|After earthquake, Italians ask tough questions about building codes.|
|One of the towns at the epicenter of the quake — Arquata del Tronto — is a scene of devastation, with thousands of people left homeless. Most of the charming three-story buildings and houses in the area — unreinforced brick or concrete frame buildings — were vulnerable to earthquakes, according to the U.S. Geological Survey. Photo: Getty Images|
|Italy is one of the most seismically active countries in Europe, and is no stranger to deadly earthquakes.
At least 290 people were killed after a 6.2-magnitude earthquake struck central Italy on Aug. 24, according to Italy's Civil Protection Department. The earthquake, estimated to have struck shortly after 3.30 a.m. at a shallow depth of 10km below the epicenter, was felt across a vast region of the country, including the capital Rome. A series of aftershocks have continued to affect the area, including a second earthquake of magnitude 5.5.

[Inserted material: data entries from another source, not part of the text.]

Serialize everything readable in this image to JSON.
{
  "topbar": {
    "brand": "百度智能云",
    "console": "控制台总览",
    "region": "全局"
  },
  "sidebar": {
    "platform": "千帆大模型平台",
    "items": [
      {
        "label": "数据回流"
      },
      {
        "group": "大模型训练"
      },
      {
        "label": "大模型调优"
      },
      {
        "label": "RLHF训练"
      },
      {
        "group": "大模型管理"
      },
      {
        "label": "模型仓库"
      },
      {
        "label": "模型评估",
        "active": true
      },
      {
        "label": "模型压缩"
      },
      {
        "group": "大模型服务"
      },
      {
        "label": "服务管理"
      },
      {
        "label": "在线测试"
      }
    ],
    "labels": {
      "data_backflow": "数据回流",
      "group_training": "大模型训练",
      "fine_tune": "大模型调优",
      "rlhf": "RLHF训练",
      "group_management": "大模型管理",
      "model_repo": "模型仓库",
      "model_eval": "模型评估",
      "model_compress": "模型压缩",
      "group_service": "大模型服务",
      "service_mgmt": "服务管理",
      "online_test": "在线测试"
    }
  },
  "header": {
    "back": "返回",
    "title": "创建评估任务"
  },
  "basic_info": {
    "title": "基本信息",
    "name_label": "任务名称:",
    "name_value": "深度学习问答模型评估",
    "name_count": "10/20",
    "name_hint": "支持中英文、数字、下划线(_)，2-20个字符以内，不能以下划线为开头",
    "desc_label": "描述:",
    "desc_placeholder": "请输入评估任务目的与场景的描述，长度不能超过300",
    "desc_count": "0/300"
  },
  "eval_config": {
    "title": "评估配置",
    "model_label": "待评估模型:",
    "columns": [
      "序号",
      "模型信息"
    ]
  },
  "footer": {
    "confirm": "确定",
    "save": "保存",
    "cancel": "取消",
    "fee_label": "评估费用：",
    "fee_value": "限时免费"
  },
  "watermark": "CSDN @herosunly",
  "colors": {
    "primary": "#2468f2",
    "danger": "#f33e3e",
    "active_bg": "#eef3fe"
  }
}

The towns at the epicenter of the quake — Amatrice, Accumoli and Arquata del Tronto — are scenes of devastation, with thousands of people left homeless. Most of the charming three-story buildings and houses in the area — unreinforced brick or concrete frame buildings — were vulnerable to earthquakes, according to the U.S. Geological Survey, and offered little resistance.
While there is currently no way of predicting an earthquake, the best way to minimize the impact is to ensure all buildings in tremor-prone areas are correctly reinforced, and attention is turning to whether a culture of impunity toward building codes contributed to the high number of casualties. In the early 20th century, thousands of people were killed in Italy's numerous earthquakes; in the latter half of the 20th century, the death toll in earthquakes started to decrease, in correlation to Italy advancing its building codes with a mind towards the quakes.
Seismologist Leonardo Seeber, a research professor at the Lamont-Doherty Earth Observatory at Columbia University, was born in Florence and has studied the tectonic activity of the Apennine region for more than 35 years. "Italy is an old country, and the houses are made of stone," he said. "Just as important as what the earth does, is what humans build on top of it. Closely packed medieval buildings, constructed before the emergence of things such as building codes and reinforced concrete, are vulnerable to shaking and much more dangerous when they collapse."
"Although Italian seismic building codes are state-of-the-art, they are applied to new buildings and the majority of the building stock precedes the introduction of these seismic codes."
Italy's advances in construction and building codes have resulted in modern structures that are better able to withstand the impact of earthquakes. However, in many of Italy's historic towns and villages, it's not possible to protect centuries-old buildings and their heritage.
"Why the earthquakes cause so many casualties is linked to the vulnerability of the building stock," stated Dr. Tiziana Rossetto, a professor of earthquake engineering at University College London. "Although Italian seismic building codes are state-of-the-art, they are applied to new buildings and the majority of the building stock precedes the introduction of these seismic codes."
"In particular, the historical centers of many small towns, such as in the affected areas, are composed of fairly weak masonry construction that is very vulnerable to earthquakes, in particular if no strengthening interventions have been carried out in the past," Rossetto continued. "This means that moderate earthquakes can result in the collapse of buildings, and therefore, casualties."
In a country littered with illegal buildings and construction eyesores, Italian experts blame the use of low-quality cement and inadequate supporting iron rods, saying tens of thousands of palaces, schools and hospitals are at risk. Gian Michele Calvi, chairman of the European center for research in earthquake engineering, said that 80,000 public buildings in Italy were still unsafe despite the enforcement of construction regulations after previous natural disasters; of these 22,000 were schools in seismic areas, and out of another 16,000 buildings in zones considered at risk, 9,000 were not built with modern anti-seismic criteria.
Read more at the CS Monitor >>